[Data about app and page elements]

·····

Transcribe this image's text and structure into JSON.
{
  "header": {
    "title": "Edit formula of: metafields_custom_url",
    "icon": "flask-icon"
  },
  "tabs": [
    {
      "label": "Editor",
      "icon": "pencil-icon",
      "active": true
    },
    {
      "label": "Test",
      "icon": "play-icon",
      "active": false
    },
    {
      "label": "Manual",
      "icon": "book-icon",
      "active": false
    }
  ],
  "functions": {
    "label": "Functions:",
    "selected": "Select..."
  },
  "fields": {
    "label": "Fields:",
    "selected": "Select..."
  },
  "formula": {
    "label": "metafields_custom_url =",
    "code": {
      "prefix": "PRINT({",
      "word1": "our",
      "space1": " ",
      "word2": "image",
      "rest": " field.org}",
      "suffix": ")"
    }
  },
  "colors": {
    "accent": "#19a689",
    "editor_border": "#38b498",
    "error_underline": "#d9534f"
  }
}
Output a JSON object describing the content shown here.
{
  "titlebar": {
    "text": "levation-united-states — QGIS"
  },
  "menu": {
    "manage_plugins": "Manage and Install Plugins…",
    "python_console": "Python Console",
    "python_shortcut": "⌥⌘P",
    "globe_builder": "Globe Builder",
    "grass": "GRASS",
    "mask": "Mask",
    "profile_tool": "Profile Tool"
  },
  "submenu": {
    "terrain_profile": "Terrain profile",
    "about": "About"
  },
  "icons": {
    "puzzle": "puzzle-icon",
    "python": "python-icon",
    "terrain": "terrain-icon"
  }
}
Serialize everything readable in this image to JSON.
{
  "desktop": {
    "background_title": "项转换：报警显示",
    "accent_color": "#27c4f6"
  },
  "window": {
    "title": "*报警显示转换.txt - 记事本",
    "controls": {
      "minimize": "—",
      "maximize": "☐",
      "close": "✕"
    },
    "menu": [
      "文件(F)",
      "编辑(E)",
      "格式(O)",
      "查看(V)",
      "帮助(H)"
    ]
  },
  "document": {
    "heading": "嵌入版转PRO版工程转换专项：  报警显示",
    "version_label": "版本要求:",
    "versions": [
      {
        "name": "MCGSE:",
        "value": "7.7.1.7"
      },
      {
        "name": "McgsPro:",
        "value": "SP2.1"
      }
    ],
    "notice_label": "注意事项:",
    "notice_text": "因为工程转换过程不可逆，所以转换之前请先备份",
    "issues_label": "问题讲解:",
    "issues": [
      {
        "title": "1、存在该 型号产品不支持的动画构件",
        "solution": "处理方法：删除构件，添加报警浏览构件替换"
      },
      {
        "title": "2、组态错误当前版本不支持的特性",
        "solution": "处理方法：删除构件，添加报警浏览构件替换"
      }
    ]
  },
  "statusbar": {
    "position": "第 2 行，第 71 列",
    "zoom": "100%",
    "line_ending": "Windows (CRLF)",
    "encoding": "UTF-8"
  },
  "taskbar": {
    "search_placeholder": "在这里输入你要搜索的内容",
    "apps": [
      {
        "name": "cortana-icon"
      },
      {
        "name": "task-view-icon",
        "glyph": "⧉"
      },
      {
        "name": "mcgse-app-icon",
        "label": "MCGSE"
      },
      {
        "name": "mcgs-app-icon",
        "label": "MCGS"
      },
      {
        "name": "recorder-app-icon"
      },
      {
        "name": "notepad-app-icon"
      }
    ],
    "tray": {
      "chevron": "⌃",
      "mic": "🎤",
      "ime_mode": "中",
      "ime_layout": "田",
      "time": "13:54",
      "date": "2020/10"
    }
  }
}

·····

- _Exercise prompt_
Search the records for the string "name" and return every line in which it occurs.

- _Response area_
        "name": "MCGSE:",
        "name": "McgsPro:",
        "name": "cortana-icon"
        "name": "task-view-icon",
        "name": "mcgse-app-icon",
        "name": "mcgs-app-icon",
        "name": "recorder-app-icon"
        "name": "notepad-app-icon"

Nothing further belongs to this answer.